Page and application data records
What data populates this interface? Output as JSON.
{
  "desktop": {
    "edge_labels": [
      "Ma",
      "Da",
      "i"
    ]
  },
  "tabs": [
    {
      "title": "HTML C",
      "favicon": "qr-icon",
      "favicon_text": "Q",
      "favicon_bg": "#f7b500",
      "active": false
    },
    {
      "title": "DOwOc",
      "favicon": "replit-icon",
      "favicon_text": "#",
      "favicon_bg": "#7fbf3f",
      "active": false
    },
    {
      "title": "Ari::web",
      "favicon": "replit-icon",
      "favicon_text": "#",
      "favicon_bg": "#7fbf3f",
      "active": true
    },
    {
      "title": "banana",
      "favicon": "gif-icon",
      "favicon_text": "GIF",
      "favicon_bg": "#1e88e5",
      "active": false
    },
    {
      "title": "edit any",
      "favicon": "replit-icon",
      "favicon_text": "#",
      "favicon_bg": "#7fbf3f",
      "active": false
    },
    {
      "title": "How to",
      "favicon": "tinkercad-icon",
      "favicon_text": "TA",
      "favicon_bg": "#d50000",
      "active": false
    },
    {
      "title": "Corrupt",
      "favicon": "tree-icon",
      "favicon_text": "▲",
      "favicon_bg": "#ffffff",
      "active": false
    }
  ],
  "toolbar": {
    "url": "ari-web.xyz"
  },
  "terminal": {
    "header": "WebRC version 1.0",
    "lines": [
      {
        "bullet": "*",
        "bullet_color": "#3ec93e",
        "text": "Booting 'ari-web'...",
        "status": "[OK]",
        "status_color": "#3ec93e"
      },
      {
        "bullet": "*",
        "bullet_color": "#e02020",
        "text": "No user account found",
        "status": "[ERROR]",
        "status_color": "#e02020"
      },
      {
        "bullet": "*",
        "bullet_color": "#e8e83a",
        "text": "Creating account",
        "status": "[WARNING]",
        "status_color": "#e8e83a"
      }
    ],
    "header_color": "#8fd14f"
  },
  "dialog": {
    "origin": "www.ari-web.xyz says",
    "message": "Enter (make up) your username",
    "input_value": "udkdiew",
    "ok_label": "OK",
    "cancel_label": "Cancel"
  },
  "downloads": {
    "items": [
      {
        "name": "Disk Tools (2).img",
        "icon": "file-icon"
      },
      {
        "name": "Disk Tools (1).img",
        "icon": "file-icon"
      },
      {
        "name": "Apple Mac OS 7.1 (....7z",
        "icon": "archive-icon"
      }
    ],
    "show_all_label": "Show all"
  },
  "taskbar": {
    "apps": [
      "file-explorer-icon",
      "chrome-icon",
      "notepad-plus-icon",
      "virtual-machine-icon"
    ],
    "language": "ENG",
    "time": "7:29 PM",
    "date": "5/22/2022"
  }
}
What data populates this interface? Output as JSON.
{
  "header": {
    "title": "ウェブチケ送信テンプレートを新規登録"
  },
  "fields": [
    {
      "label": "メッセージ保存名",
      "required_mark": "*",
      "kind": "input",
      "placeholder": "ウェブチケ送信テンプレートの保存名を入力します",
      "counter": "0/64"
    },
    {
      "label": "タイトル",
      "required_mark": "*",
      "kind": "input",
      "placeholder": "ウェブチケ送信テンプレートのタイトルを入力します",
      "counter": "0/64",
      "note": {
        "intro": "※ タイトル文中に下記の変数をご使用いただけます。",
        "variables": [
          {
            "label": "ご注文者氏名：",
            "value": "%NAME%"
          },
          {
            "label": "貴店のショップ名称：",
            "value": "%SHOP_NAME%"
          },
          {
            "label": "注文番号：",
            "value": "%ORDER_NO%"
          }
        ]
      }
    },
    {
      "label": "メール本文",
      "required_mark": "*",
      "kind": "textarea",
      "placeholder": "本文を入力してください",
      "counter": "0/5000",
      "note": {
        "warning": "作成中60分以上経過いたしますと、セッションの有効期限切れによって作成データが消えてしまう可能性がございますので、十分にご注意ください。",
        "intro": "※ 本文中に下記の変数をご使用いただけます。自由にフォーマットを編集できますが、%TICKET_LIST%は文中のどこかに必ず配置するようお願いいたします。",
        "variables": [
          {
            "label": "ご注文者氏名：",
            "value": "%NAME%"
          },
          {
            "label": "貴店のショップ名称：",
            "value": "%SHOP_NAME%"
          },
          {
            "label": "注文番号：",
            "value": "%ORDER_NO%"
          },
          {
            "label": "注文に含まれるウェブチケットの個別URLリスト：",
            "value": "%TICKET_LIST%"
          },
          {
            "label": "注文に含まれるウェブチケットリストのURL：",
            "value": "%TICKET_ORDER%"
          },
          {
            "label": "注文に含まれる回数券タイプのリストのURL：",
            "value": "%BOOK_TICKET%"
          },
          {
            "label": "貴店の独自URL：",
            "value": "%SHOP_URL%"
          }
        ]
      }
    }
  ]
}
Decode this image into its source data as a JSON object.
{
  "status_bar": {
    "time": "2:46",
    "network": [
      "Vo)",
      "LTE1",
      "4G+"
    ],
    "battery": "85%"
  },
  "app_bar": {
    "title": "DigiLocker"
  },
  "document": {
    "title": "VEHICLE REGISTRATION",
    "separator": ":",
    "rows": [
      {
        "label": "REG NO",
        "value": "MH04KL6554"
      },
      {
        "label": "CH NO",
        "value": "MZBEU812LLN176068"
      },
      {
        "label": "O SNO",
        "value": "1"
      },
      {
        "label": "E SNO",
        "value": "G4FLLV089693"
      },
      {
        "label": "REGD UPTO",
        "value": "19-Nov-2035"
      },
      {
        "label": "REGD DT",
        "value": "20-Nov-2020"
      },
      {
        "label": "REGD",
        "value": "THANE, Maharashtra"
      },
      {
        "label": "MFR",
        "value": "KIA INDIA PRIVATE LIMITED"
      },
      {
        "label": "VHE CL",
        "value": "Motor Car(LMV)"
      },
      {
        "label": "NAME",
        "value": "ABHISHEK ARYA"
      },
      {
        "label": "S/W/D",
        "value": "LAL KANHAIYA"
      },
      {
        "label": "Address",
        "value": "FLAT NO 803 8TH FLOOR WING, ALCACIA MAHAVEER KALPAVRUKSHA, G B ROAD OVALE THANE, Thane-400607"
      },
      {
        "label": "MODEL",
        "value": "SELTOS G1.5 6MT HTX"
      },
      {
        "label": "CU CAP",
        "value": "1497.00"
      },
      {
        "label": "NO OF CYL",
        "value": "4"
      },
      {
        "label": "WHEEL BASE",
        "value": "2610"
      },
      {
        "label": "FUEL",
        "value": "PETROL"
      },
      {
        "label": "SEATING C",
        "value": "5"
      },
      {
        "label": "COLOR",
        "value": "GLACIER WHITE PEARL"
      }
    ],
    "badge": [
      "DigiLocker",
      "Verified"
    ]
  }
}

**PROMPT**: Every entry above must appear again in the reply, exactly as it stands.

**OUTPUT OF THE TASK**:
What data populates this interface? Output as JSON.
{
  "desktop": {
    "edge_labels": [
      "Ma",
      "Da",
      "i"
    ]
  },
  "tabs": [
    {
      "title": "HTML C",
      "favicon": "qr-icon",
      "favicon_text": "Q",
      "favicon_bg": "#f7b500",
      "active": false
    },
    {
      "title": "DOwOc",
      "favicon": "replit-icon",
      "favicon_text": "#",
      "favicon_bg": "#7fbf3f",
      "active": false
    },
    {
      "title": "Ari::web",
      "favicon": "replit-icon",
      "favicon_text": "#",
      "favicon_bg": "#7fbf3f",
      "active": true
    },
    {
      "title": "banana",
      "favicon": "gif-icon",
      "favicon_text": "GIF",
      "favicon_bg": "#1e88e5",
      "active": false
    },
    {
      "title": "edit any",
      "favicon": "replit-icon",
      "favicon_text": "#",
      "favicon_bg": "#7fbf3f",
      "active": false
    },
    {
      "title": "How to",
      "favicon": "tinkercad-icon",
      "favicon_text": "TA",
      "favicon_bg": "#d50000",
      "active": false
    },
    {
      "title": "Corrupt",
      "favicon": "tree-icon",
      "favicon_text": "▲",
      "favicon_bg": "#ffffff",
      "active": false
    }
  ],
  "toolbar": {
    "url": "ari-web.xyz"
  },
  "terminal": {
    "header": "WebRC version 1.0",
    "lines": [
      {
        "bullet": "*",
        "bullet_color": "#3ec93e",
        "text": "Booting 'ari-web'...",
        "status": "[OK]",
        "status_color": "#3ec93e"
      },
      {
        "bullet": "*",
        "bullet_color": "#e02020",
        "text": "No user account found",
        "status": "[ERROR]",
        "status_color": "#e02020"
      },
      {
        "bullet": "*",
        "bullet_color": "#e8e83a",
        "text": "Creating account",
        "status": "[WARNING]",
        "status_color": "#e8e83a"
      }
    ],
    "header_color": "#8fd14f"
  },
  "dialog": {
    "origin": "www.ari-web.xyz says",
    "message": "Enter (make up) your username",
    "input_value": "udkdiew",
    "ok_label": "OK",
    "cancel_label": "Cancel"
  },
  "downloads": {
    "items": [
      {
        "name": "Disk Tools (2).img",
        "icon": "file-icon"
      },
      {
        "name": "Disk Tools (1).img",
        "icon": "file-icon"
      },
      {
        "name": "Apple Mac OS 7.1 (....7z",
        "icon": "archive-icon"
      }
    ],
    "show_all_label": "Show all"
  },
  "taskbar": {
    "apps": [
      "file-explorer-icon",
      "chrome-icon",
      "notepad-plus-icon",
      "virtual-machine-icon"
    ],
    "language": "ENG",
    "time": "7:29 PM",
    "date": "5/22/2022"
  }
}
What data populates this interface? Output as JSON.
{
  "header": {
    "title": "ウェブチケ送信テンプレートを新規登録"
  },
  "fields": [
    {
      "label": "メッセージ保存名",
      "required_mark": "*",
      "kind": "input",
      "placeholder": "ウェブチケ送信テンプレートの保存名を入力します",
      "counter": "0/64"
    },
    {
      "label": "タイトル",
      "required_mark": "*",
      "kind": "input",
      "placeholder": "ウェブチケ送信テンプレートのタイトルを入力します",
      "counter": "0/64",
      "note": {
        "intro": "※ タイトル文中に下記の変数をご使用いただけます。",
        "variables": [
          {
            "label": "ご注文者氏名：",
            "value": "%NAME%"
          },
          {
            "label": "貴店のショップ名称：",
            "value": "%SHOP_NAME%"
          },
          {
            "label": "注文番号：",
            "value": "%ORDER_NO%"
          }
        ]
      }
    },
    {
      "label": "メール本文",
      "required_mark": "*",
      "kind": "textarea",
      "placeholder": "本文を入力してください",
      "counter": "0/5000",
      "note": {
        "warning": "作成中60分以上経過いたしますと、セッションの有効期限切れによって作成データが消えてしまう可能性がございますので、十分にご注意ください。",
        "intro": "※ 本文中に下記の変数をご使用いただけます。自由にフォーマットを編集できますが、%TICKET_LIST%は文中のどこかに必ず配置するようお願いいたします。",
        "variables": [
          {
            "label": "ご注文者氏名：",
            "value": "%NAME%"
          },
          {
            "label": "貴店のショップ名称：",
            "value": "%SHOP_NAME%"
          },
          {
            "label": "注文番号：",
            "value": "%ORDER_NO%"
          },
          {
            "label": "注文に含まれるウェブチケットの個別URLリスト：",
            "value": "%TICKET_LIST%"
          },
          {
            "label": "注文に含まれるウェブチケットリストのURL：",
            "value": "%TICKET_ORDER%"
          },
          {
            "label": "注文に含まれる回数券タイプのリストのURL：",
            "value": "%BOOK_TICKET%"
          },
          {
            "label": "貴店の独自URL：",
            "value": "%SHOP_URL%"
          }
        ]
      }
    }
  ]
}
Decode this image into its source data as a JSON object.
{
  "status_bar": {
    "time": "2:46",
    "network": [
      "Vo)",
      "LTE1",
      "4G+"
    ],
    "battery": "85%"
  },
  "app_bar": {
    "title": "DigiLocker"
  },
  "document": {
    "title": "VEHICLE REGISTRATION",
    "separator": ":",
    "rows": [
      {
        "label": "REG NO",
        "value": "MH04KL6554"
      },
      {
        "label": "CH NO",
        "value": "MZBEU812LLN176068"
      },
      {
        "label": "O SNO",
        "value": "1"
      },
      {
        "label": "E SNO",
        "value": "G4FLLV089693"
      },
      {
        "label": "REGD UPTO",
        "value": "19-Nov-2035"
      },
      {
        "label": "REGD DT",
        "value": "20-Nov-2020"
      },
      {
        "label": "REGD",
        "value": "THANE, Maharashtra"
      },
      {
        "label": "MFR",
        "value": "KIA INDIA PRIVATE LIMITED"
      },
      {
        "label": "VHE CL",
        "value": "Motor Car(LMV)"
      },
      {
        "label": "NAME",
        "value": "ABHISHEK ARYA"
      },
      {
        "label": "S/W/D",
        "value": "LAL KANHAIYA"
      },
      {
        "label": "Address",
        "value": "FLAT NO 803 8TH FLOOR WING, ALCACIA MAHAVEER KALPAVRUKSHA, G B ROAD OVALE THANE, Thane-400607"
      },
      {
        "label": "MODEL",
        "value": "SELTOS G1.5 6MT HTX"
      },
      {
        "label": "CU CAP",
        "value": "1497.00"
      },
      {
        "label": "NO OF CYL",
        "value": "4"
      },
      {
        "label": "WHEEL BASE",
        "value": "2610"
      },
      {
        "label": "FUEL",
        "value": "PETROL"
      },
      {
        "label": "SEATING C",
        "value": "5"
      },
      {
        "label": "COLOR",
        "value": "GLACIER WHITE PEARL"
      }
    ],
    "badge": [
      "DigiLocker",
      "Verified"
    ]
  }
}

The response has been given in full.